Your assignment - Among the entries that follow, find every line with the word "header" and list it.

Data provided -
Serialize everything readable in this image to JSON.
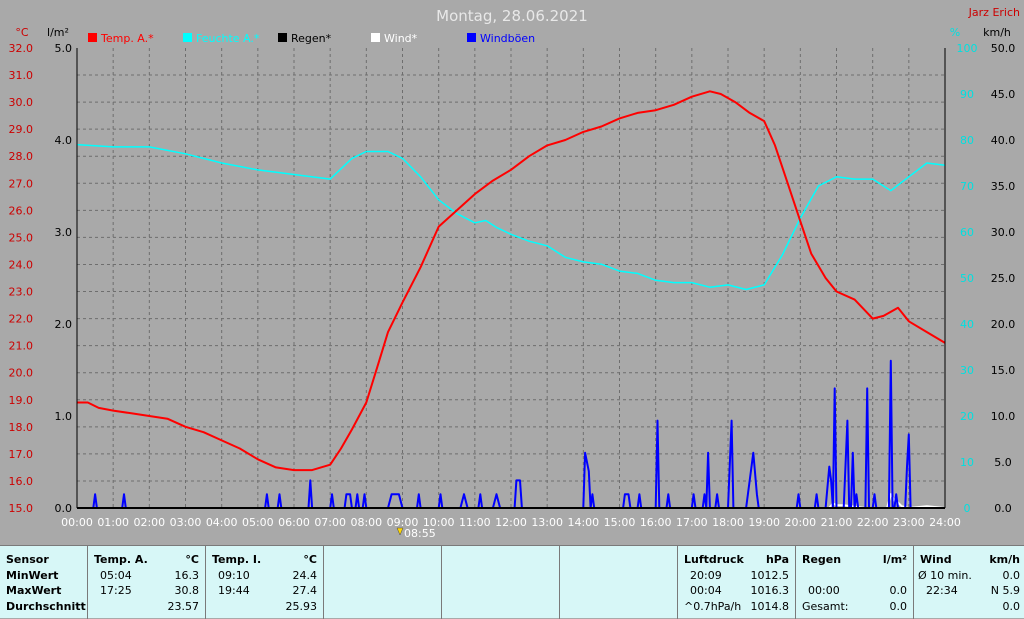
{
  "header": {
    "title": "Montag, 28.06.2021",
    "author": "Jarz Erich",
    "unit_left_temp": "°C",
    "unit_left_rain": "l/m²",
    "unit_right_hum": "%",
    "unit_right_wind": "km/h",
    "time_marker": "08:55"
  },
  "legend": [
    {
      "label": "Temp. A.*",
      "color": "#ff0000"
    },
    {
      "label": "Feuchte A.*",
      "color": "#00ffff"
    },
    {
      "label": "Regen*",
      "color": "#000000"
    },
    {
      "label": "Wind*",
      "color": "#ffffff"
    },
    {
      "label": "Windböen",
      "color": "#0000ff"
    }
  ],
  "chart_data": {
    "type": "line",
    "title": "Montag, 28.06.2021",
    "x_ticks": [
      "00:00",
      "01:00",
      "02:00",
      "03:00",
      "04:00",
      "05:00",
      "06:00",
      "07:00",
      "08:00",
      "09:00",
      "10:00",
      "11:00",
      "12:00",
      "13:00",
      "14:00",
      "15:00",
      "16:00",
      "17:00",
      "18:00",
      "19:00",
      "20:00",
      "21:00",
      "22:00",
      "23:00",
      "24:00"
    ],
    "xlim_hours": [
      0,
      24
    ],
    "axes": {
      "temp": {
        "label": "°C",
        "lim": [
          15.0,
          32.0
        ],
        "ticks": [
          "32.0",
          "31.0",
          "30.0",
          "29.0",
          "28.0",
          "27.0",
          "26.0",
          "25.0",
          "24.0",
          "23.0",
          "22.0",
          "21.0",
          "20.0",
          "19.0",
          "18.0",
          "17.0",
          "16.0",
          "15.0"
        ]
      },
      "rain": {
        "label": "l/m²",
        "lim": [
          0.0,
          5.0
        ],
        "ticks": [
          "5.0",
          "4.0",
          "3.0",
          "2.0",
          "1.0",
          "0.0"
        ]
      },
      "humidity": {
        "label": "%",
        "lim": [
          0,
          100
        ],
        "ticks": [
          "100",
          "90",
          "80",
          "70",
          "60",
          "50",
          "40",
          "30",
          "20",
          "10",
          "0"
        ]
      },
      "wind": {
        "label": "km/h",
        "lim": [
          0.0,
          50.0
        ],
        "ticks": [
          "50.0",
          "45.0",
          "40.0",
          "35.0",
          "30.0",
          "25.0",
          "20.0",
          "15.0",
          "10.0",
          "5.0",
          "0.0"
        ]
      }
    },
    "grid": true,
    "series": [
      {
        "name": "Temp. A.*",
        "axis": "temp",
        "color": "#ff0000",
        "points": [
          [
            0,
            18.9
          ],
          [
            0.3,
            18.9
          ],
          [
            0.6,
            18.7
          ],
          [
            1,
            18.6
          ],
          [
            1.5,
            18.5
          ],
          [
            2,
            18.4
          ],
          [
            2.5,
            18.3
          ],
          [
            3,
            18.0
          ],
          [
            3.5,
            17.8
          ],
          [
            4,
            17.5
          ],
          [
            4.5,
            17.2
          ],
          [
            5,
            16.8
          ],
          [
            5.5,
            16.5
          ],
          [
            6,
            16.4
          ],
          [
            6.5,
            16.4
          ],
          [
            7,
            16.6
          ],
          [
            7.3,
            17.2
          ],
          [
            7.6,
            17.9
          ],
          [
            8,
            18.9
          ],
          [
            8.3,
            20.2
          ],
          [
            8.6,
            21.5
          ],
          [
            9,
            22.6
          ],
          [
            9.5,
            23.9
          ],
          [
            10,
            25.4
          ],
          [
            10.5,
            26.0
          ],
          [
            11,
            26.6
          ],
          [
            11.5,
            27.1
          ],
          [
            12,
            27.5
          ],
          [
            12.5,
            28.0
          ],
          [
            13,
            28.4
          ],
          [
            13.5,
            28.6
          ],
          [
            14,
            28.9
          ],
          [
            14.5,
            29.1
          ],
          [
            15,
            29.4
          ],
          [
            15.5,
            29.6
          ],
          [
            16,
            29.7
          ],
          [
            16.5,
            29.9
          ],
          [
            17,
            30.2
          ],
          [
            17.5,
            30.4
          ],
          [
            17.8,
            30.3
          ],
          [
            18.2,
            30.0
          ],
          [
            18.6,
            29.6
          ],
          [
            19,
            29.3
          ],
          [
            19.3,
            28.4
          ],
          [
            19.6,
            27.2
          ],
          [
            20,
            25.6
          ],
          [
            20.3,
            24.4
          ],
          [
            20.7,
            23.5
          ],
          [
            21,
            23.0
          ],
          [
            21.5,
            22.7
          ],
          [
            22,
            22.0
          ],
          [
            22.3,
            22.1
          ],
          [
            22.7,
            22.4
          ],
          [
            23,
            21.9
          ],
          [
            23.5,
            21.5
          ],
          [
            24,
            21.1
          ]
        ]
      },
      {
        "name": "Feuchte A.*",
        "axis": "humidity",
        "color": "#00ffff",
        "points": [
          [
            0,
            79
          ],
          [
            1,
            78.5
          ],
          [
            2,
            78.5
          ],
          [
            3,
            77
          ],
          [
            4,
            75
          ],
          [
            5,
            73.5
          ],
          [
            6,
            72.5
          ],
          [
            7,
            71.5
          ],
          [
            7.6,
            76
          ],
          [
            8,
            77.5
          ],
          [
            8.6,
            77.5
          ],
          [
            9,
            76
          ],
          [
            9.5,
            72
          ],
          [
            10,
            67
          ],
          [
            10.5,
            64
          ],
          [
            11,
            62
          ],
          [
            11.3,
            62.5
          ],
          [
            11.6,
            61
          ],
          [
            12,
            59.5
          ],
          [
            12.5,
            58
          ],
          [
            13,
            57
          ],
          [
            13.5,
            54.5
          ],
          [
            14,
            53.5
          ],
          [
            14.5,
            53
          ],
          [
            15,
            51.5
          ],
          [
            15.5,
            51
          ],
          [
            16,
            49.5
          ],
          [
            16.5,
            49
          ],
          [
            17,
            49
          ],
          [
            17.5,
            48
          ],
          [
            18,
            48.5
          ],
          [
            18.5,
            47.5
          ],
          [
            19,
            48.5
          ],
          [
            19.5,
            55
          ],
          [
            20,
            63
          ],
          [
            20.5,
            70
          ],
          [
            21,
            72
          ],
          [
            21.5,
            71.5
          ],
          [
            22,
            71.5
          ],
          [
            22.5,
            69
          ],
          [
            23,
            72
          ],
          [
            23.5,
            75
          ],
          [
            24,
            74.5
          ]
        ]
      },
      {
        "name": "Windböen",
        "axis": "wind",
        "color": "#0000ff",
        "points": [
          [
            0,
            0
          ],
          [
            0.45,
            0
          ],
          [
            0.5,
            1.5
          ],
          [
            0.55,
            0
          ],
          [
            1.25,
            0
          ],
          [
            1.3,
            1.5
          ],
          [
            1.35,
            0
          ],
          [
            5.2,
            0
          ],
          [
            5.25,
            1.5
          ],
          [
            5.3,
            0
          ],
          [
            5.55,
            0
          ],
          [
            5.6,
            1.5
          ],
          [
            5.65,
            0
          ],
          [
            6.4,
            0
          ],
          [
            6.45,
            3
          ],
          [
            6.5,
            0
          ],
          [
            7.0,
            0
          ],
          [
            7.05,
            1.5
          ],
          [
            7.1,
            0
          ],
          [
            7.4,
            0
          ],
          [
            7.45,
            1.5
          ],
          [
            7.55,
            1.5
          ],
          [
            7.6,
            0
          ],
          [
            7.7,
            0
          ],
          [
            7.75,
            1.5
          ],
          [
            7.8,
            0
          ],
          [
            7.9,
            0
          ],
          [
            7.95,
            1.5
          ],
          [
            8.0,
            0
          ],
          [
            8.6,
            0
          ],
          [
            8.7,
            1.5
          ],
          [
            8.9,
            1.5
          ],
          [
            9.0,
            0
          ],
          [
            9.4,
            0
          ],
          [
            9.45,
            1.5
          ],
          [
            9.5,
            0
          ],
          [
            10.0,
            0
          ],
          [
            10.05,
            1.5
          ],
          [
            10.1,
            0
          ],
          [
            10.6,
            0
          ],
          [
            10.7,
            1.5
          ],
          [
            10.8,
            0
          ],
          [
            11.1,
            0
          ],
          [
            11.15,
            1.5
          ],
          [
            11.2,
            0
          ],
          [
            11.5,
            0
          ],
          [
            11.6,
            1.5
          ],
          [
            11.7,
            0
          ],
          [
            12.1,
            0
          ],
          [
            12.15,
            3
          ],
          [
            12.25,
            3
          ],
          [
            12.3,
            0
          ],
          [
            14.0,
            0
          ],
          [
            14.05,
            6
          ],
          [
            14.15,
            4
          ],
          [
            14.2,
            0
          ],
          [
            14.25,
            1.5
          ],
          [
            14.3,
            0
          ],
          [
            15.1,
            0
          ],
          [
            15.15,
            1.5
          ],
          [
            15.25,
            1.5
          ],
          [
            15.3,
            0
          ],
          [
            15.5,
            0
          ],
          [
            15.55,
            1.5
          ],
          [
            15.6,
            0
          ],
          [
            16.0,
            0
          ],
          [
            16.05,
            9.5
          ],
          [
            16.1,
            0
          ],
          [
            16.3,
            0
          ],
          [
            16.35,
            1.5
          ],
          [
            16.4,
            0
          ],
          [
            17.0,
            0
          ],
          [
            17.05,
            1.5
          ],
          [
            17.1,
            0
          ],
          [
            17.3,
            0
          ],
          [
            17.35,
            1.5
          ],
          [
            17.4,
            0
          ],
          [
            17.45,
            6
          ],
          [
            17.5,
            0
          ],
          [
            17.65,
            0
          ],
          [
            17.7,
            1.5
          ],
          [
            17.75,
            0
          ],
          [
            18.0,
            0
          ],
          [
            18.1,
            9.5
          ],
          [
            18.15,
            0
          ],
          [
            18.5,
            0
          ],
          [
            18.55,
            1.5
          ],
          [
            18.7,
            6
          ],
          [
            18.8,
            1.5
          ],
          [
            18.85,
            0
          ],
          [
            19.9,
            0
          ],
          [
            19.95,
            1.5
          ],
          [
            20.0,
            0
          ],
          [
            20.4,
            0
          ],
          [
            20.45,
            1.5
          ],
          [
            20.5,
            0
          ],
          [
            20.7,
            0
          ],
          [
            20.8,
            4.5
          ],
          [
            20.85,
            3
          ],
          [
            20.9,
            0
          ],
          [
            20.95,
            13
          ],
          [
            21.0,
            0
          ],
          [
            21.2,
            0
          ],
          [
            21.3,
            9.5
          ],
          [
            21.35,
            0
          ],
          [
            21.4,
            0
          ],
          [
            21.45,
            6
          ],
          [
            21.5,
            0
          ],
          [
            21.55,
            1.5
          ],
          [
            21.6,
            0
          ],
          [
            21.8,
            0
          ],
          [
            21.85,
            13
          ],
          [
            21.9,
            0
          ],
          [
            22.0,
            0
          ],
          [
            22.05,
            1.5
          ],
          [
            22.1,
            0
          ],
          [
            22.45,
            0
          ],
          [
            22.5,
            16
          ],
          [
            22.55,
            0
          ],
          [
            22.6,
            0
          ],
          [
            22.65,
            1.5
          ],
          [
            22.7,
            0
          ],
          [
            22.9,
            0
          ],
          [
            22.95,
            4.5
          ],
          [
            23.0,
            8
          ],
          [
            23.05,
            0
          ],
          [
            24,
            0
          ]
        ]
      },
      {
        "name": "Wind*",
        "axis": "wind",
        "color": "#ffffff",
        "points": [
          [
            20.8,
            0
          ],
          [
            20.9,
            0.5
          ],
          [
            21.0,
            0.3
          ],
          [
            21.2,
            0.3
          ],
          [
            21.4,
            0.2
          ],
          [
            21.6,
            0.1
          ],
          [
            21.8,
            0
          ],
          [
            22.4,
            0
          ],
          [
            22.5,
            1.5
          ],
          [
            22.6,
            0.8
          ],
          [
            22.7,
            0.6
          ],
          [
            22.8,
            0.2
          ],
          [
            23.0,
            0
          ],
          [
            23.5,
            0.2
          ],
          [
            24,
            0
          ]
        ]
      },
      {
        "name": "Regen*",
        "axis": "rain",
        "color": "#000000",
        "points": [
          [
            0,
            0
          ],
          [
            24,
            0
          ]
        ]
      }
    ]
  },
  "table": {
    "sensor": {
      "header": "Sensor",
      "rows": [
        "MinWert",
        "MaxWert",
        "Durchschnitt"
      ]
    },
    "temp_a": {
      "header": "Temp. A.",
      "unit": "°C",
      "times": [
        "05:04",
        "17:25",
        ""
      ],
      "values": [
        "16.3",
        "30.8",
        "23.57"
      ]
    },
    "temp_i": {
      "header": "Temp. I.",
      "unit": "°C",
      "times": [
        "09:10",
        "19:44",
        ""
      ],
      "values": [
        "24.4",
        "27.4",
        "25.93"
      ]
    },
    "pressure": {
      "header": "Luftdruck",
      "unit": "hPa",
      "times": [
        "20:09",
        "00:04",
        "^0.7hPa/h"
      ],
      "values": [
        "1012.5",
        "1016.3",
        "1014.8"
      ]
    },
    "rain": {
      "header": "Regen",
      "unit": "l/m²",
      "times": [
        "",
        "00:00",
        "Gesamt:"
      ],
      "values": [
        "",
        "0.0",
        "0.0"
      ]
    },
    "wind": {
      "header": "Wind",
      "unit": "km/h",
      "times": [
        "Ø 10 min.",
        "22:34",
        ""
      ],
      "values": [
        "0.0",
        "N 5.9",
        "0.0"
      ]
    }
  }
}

Exercise result -
  "header": {
      "header": "Sensor",
      "header": "Temp. A.",
      "header": "Temp. I.",
      "header": "Luftdruck",
      "header": "Regen",
      "header": "Wind",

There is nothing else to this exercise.